▶ _REQUIRED ACTION_
Go through the entries below, tally each line with the string "JSON", and give the final number by itself.

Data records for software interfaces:
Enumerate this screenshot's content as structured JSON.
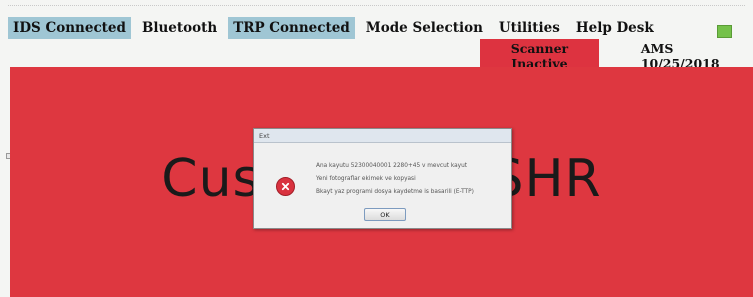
{
  "menu": {
    "items": [
      {
        "label": "IDS Connected",
        "highlight": true
      },
      {
        "label": "Bluetooth",
        "highlight": false
      },
      {
        "label": "TRP Connected",
        "highlight": true
      },
      {
        "label": "Mode Selection",
        "highlight": false
      },
      {
        "label": "Utilities",
        "highlight": false
      },
      {
        "label": "Help Desk",
        "highlight": false
      }
    ]
  },
  "status": {
    "scanner": "Scanner Inactive",
    "ams_date": "AMS 10/25/2018",
    "led_color": "#74c149",
    "scanner_color": "#dd3340"
  },
  "main": {
    "title": "Customs              - DSHR",
    "background_color": "#de3740"
  },
  "dialog": {
    "title": "Ext",
    "icon": "error-icon",
    "line1": "Ana kayutu 52300040001 2280+45 v mevcut kayut",
    "line2": "Yeni fotograflar ekimek ve kopyasi",
    "line3": "Bkayt yaz programi dosya kaydetme is basarili (E-TTP)",
    "ok_label": "OK"
  }
}
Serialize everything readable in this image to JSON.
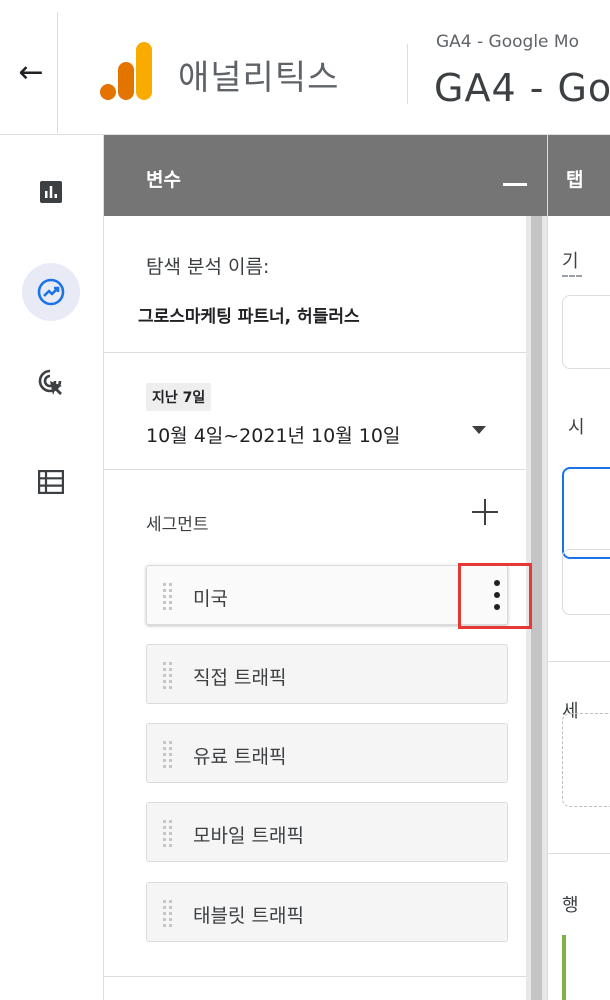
{
  "header": {
    "back_label": "←",
    "app_name": "애널리틱스",
    "property_small": "GA4 - Google Mo",
    "property_large": "GA4 - Go"
  },
  "rail": {
    "items": [
      {
        "icon": "bar-chart-icon",
        "active": false
      },
      {
        "icon": "explore-icon",
        "active": true
      },
      {
        "icon": "advertising-icon",
        "active": false
      },
      {
        "icon": "list-icon",
        "active": false
      }
    ]
  },
  "variables": {
    "title": "변수",
    "explore_name_label": "탐색 분석 이름:",
    "explore_name_value": "그로스마케팅 파트너, 허들러스",
    "date_chip": "지난 7일",
    "date_range": "10월 4일~2021년 10월 10일",
    "segments_label": "세그먼트",
    "segments": [
      {
        "label": "미국"
      },
      {
        "label": "직접 트래픽"
      },
      {
        "label": "유료 트래픽"
      },
      {
        "label": "모바일 트래픽"
      },
      {
        "label": "태블릿 트래픽"
      }
    ]
  },
  "tab_settings": {
    "title": "탭",
    "frag_1": "기",
    "frag_2": "시",
    "frag_3": "세",
    "frag_4": "행"
  },
  "colors": {
    "header_gray": "#757575",
    "highlight_red": "#e53935",
    "accent_blue": "#1a73e8",
    "logo_orange": "#f9ab00",
    "logo_dark_orange": "#e37400"
  }
}
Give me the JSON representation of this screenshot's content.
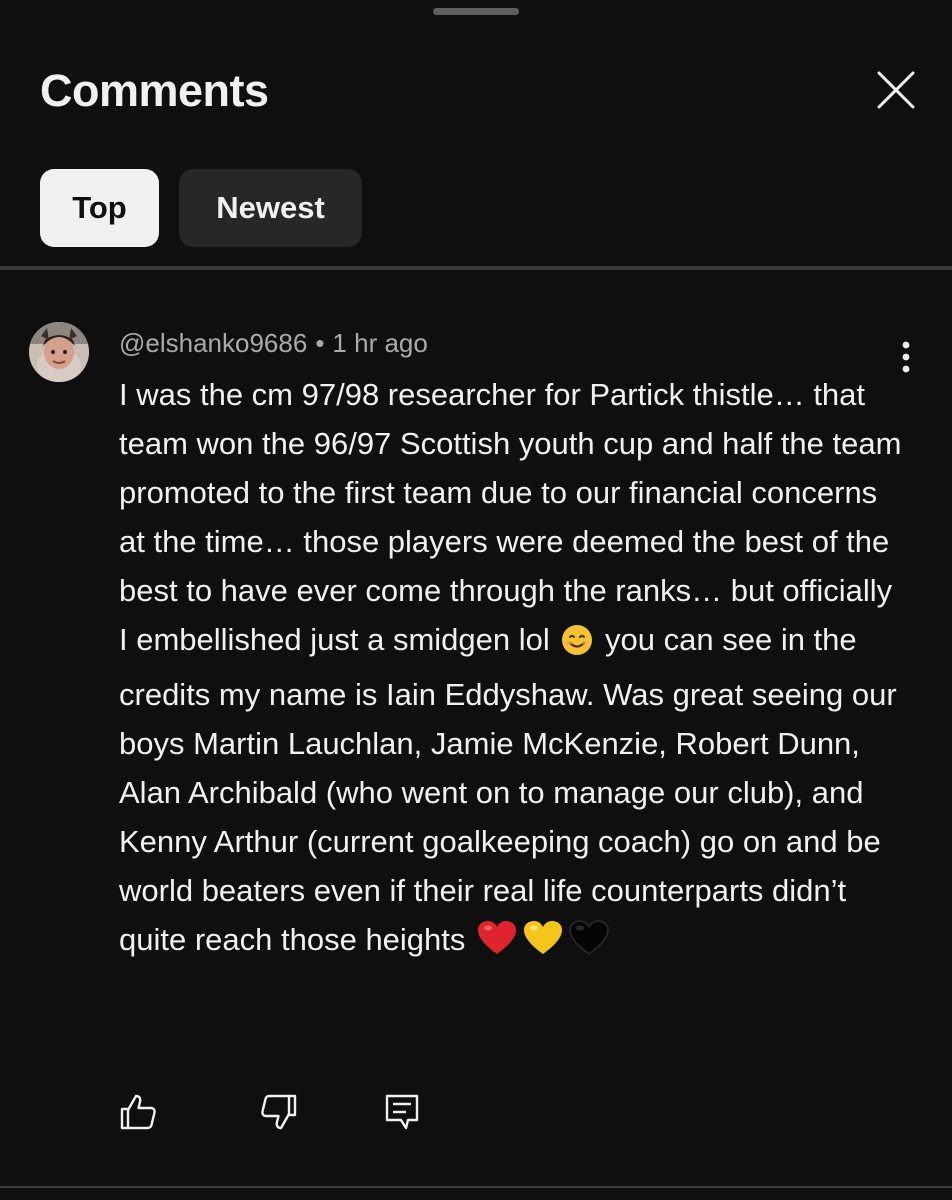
{
  "sheet": {
    "title": "Comments",
    "close_icon": "close-icon",
    "handle_icon": "drag-handle"
  },
  "sort_chips": [
    {
      "label": "Top",
      "selected": true
    },
    {
      "label": "Newest",
      "selected": false
    }
  ],
  "comment": {
    "author": "@elshanko9686",
    "separator": "•",
    "time": "1 hr ago",
    "text_part1": "I was the cm 97/98 researcher for Partick thistle… that team won the 96/97 Scottish youth cup and half the team promoted to the first team due to our financial concerns at the time… those players were deemed the best of the best to have ever come through the ranks… but officially I embellished just a smidgen lol",
    "emoji_smile": "smiling-face-emoji",
    "text_part2": "you can see in the credits my name is Iain Eddyshaw. Was great seeing our boys Martin Lauchlan, Jamie McKenzie, Robert Dunn, Alan Archibald (who went on to manage our club), and Kenny Arthur (current goalkeeping coach) go on and be world beaters even if their real life counterparts didn’t quite reach those heights",
    "emoji_hearts": [
      "red-heart-emoji",
      "yellow-heart-emoji",
      "black-heart-emoji"
    ],
    "more_icon": "more-vertical-icon"
  },
  "actions": [
    {
      "name": "like",
      "icon": "thumbs-up-icon"
    },
    {
      "name": "dislike",
      "icon": "thumbs-down-icon"
    },
    {
      "name": "reply",
      "icon": "reply-icon"
    }
  ],
  "colors": {
    "background": "#0f0f0f",
    "text_primary": "#f1f1f1",
    "text_secondary": "#aaaaaa",
    "chip_selected_bg": "#f1f1f1",
    "chip_bg": "#272727",
    "divider": "#3a3a3a",
    "heart_red": "#e0242e",
    "heart_yellow": "#f5c51c"
  }
}
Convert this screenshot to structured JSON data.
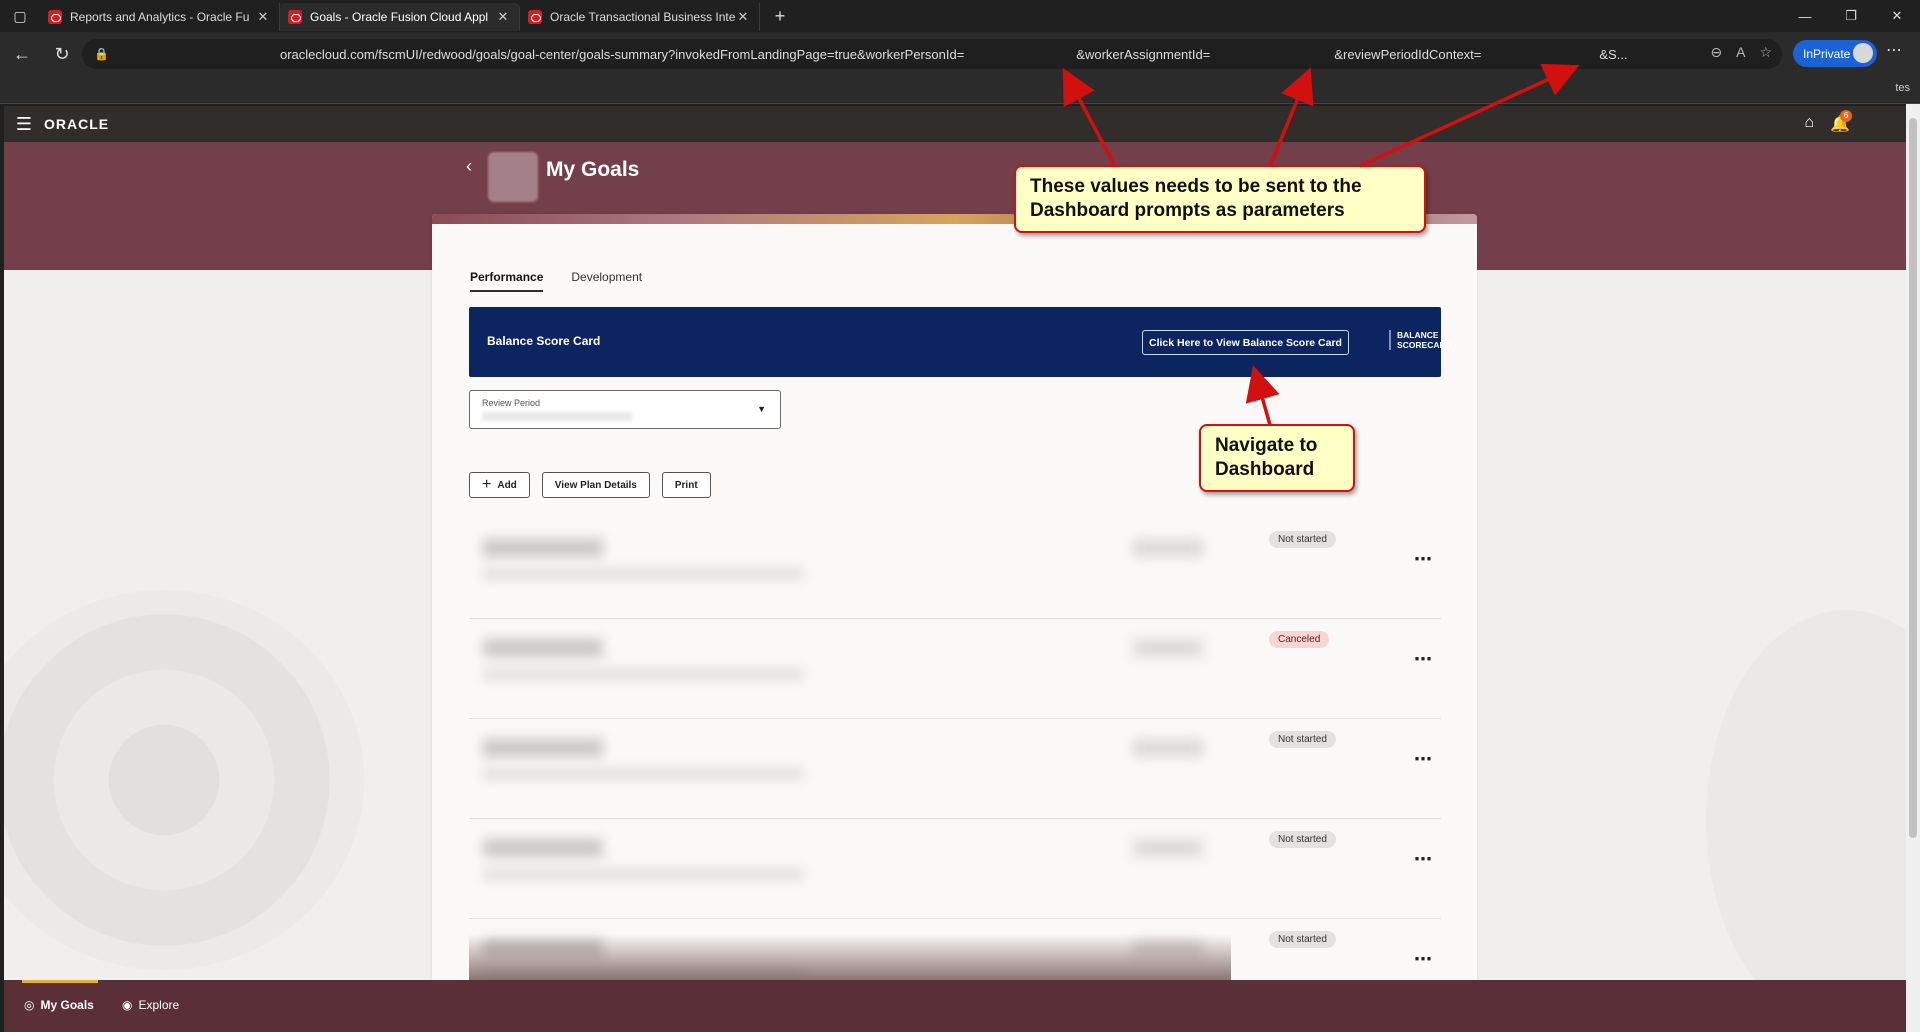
{
  "browser": {
    "tabs": [
      {
        "label": "Reports and Analytics - Oracle Fu",
        "active": false
      },
      {
        "label": "Goals - Oracle Fusion Cloud Appl",
        "active": true
      },
      {
        "label": "Oracle Transactional Business Inte",
        "active": false
      }
    ],
    "close_glyph": "✕",
    "new_tab_glyph": "+",
    "url_parts": {
      "p1": "oraclecloud.com/fscmUI/redwood/goals/goal-center/goals-summary?invokedFromLandingPage=true&workerPersonId=",
      "p2": "&workerAssignmentId=",
      "p3": "&reviewPeriodIdContext=",
      "p4": "&S..."
    },
    "inprivate_label": "InPrivate",
    "favbar_right": "tes"
  },
  "app": {
    "brand": "ORACLE",
    "notification_count": "6",
    "page_title": "My Goals"
  },
  "tabs": {
    "performance": "Performance",
    "development": "Development"
  },
  "bsc": {
    "title": "Balance Score Card",
    "button_label": "Click Here to View Balance Score Card",
    "logo_line1": "BALANCE",
    "logo_line2": "SCORECARD"
  },
  "review_period": {
    "label": "Review Period"
  },
  "actions": {
    "add": "Add",
    "view_plan": "View Plan Details",
    "print": "Print"
  },
  "goals": [
    {
      "status": "Not started",
      "status_type": "neutral"
    },
    {
      "status": "Canceled",
      "status_type": "danger"
    },
    {
      "status": "Not started",
      "status_type": "neutral"
    },
    {
      "status": "Not started",
      "status_type": "neutral"
    },
    {
      "status": "Not started",
      "status_type": "neutral"
    }
  ],
  "footer": {
    "my_goals": "My Goals",
    "explore": "Explore"
  },
  "callouts": {
    "params": "These values needs to be sent to the Dashboard prompts as parameters",
    "navigate": "Navigate to Dashboard"
  },
  "colors": {
    "banner": "#733f4a",
    "bsc_bg": "#0c2460",
    "footer": "#5b2f38",
    "callout_border": "#d21010",
    "callout_bg": "#ffffc6"
  }
}
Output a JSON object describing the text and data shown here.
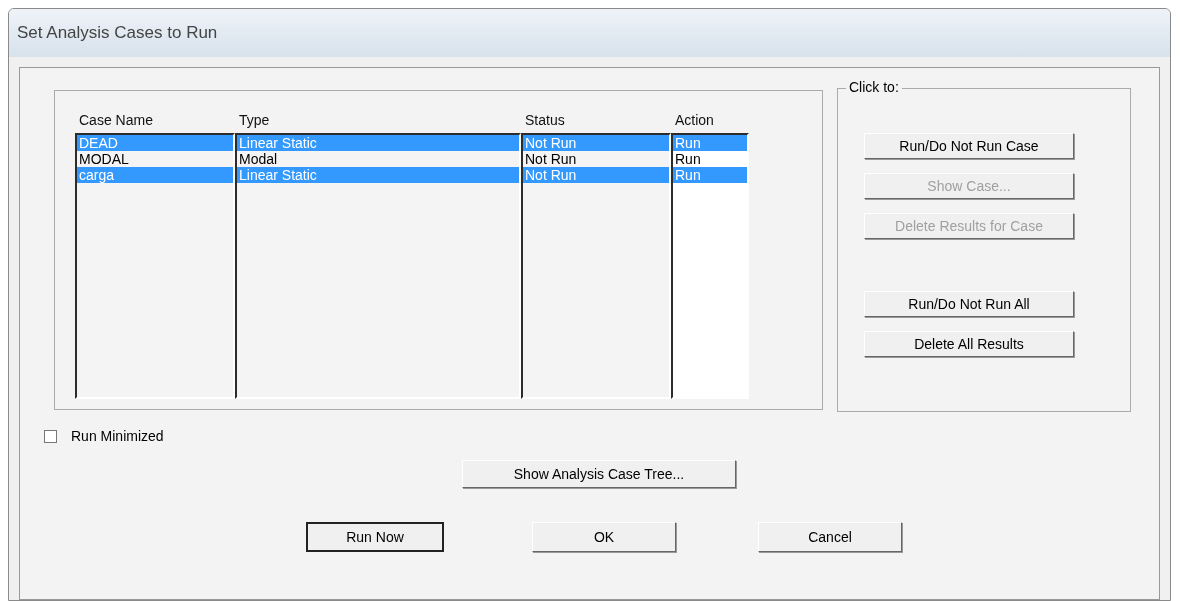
{
  "window": {
    "title": "Set Analysis Cases to Run"
  },
  "cases": {
    "columns": [
      "Case Name",
      "Type",
      "Status",
      "Action"
    ],
    "rows": [
      {
        "cells": [
          "DEAD",
          "Linear Static",
          "Not Run",
          "Run"
        ],
        "selected": true
      },
      {
        "cells": [
          "MODAL",
          "Modal",
          "Not Run",
          "Run"
        ],
        "selected": false
      },
      {
        "cells": [
          "carga",
          "Linear Static",
          "Not Run",
          "Run"
        ],
        "selected": true
      }
    ]
  },
  "click_to": {
    "label": "Click to:",
    "buttons": [
      {
        "label": "Run/Do Not Run Case",
        "disabled": false
      },
      {
        "label": "Show Case...",
        "disabled": true
      },
      {
        "label": "Delete Results for Case",
        "disabled": true
      },
      {
        "label": "Run/Do Not Run All",
        "disabled": false
      },
      {
        "label": "Delete All Results",
        "disabled": false
      }
    ]
  },
  "run_minimized": {
    "label": "Run Minimized",
    "checked": false
  },
  "tree_button": "Show Analysis Case Tree...",
  "buttons": [
    {
      "label": "Run Now",
      "default": true
    },
    {
      "label": "OK",
      "default": false
    },
    {
      "label": "Cancel",
      "default": false
    }
  ]
}
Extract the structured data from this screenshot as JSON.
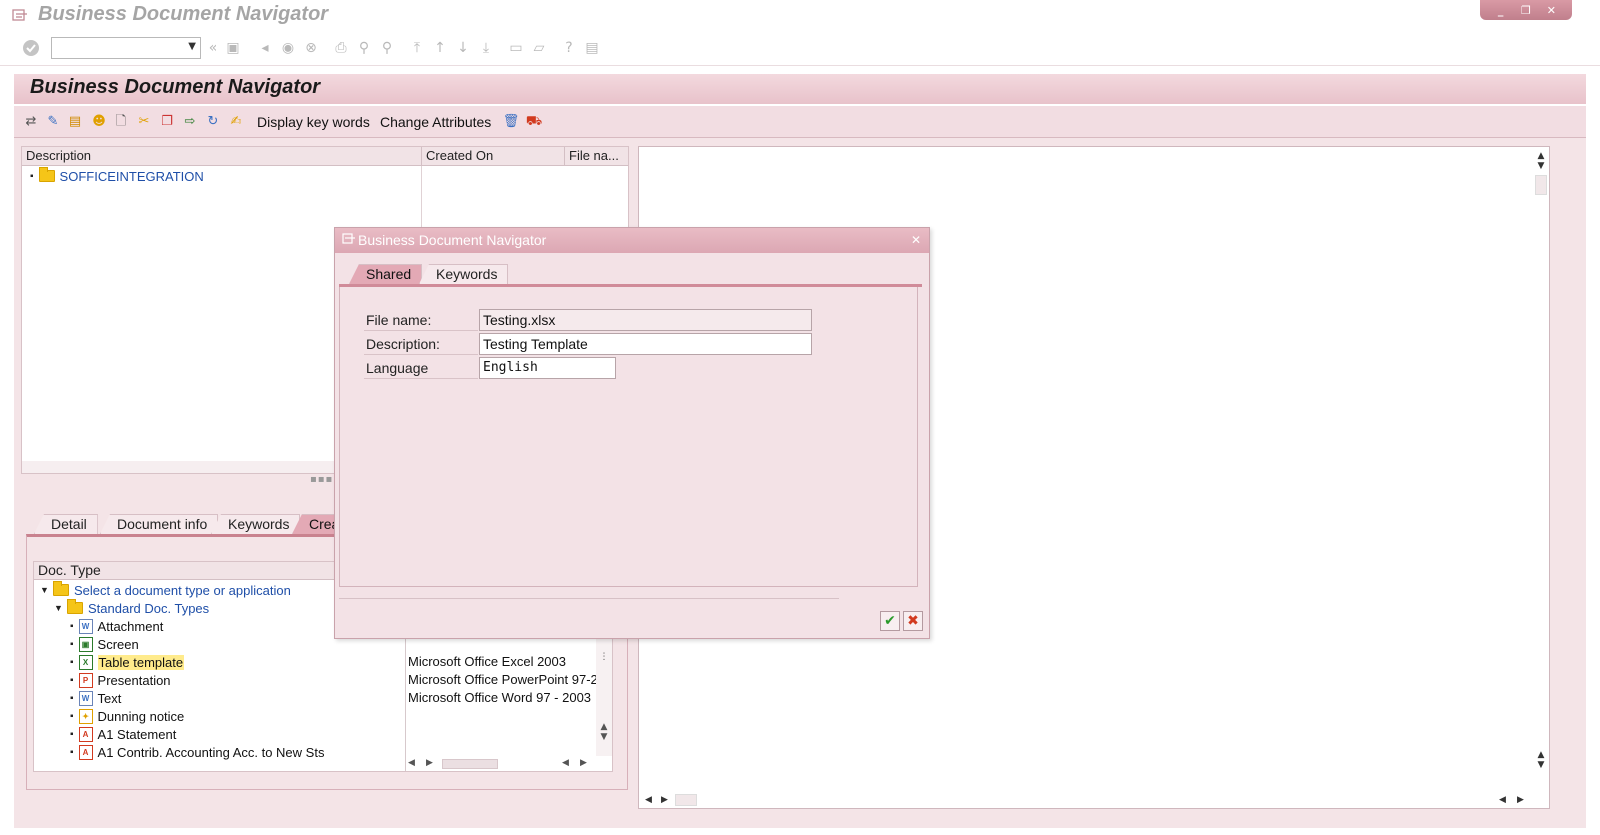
{
  "window": {
    "title": "Business Document Navigator",
    "controls": [
      "_",
      "❐",
      "✕"
    ]
  },
  "system_toolbar": {
    "command_field": {
      "value": "",
      "placeholder": ""
    }
  },
  "app": {
    "title": "Business Document Navigator",
    "toolbar": {
      "display_keywords_label": "Display key words",
      "change_attributes_label": "Change Attributes"
    }
  },
  "tree": {
    "columns": [
      "Description",
      "Created On",
      "File na..."
    ],
    "root_item": "SOFFICEINTEGRATION"
  },
  "lower_tabs": [
    "Detail",
    "Document info",
    "Keywords",
    "Creat"
  ],
  "doc_types": {
    "header": "Doc. Type",
    "root_folder": "Select a document type or application",
    "sub_folder": "Standard Doc. Types",
    "items": [
      {
        "label": "Attachment",
        "app": ""
      },
      {
        "label": "Screen",
        "app": ""
      },
      {
        "label": "Table template",
        "app": "Microsoft Office Excel 2003"
      },
      {
        "label": "Presentation",
        "app": "Microsoft Office PowerPoint 97-2"
      },
      {
        "label": "Text",
        "app": "Microsoft Office Word 97 - 2003"
      },
      {
        "label": "Dunning notice",
        "app": ""
      },
      {
        "label": "A1 Statement",
        "app": ""
      },
      {
        "label": "A1 Contrib. Accounting Acc. to New Sts",
        "app": ""
      }
    ],
    "selected_item": "Table template"
  },
  "dialog": {
    "title": "Business Document Navigator",
    "tabs": [
      "Shared",
      "Keywords"
    ],
    "active_tab": "Shared",
    "fields": {
      "file_name_label": "File name:",
      "file_name_value": "Testing.xlsx",
      "description_label": "Description:",
      "description_value": "Testing Template",
      "language_label": "Language",
      "language_value": "English"
    }
  },
  "colors": {
    "accent": "#c9828f",
    "title_band": "#e8c2ca",
    "selection": "#ffeb8c",
    "link_blue": "#1f4fa8",
    "ok_green": "#2b9a2b",
    "cancel_red": "#d23a1f"
  }
}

▶ _YOUR RESPONSE_
6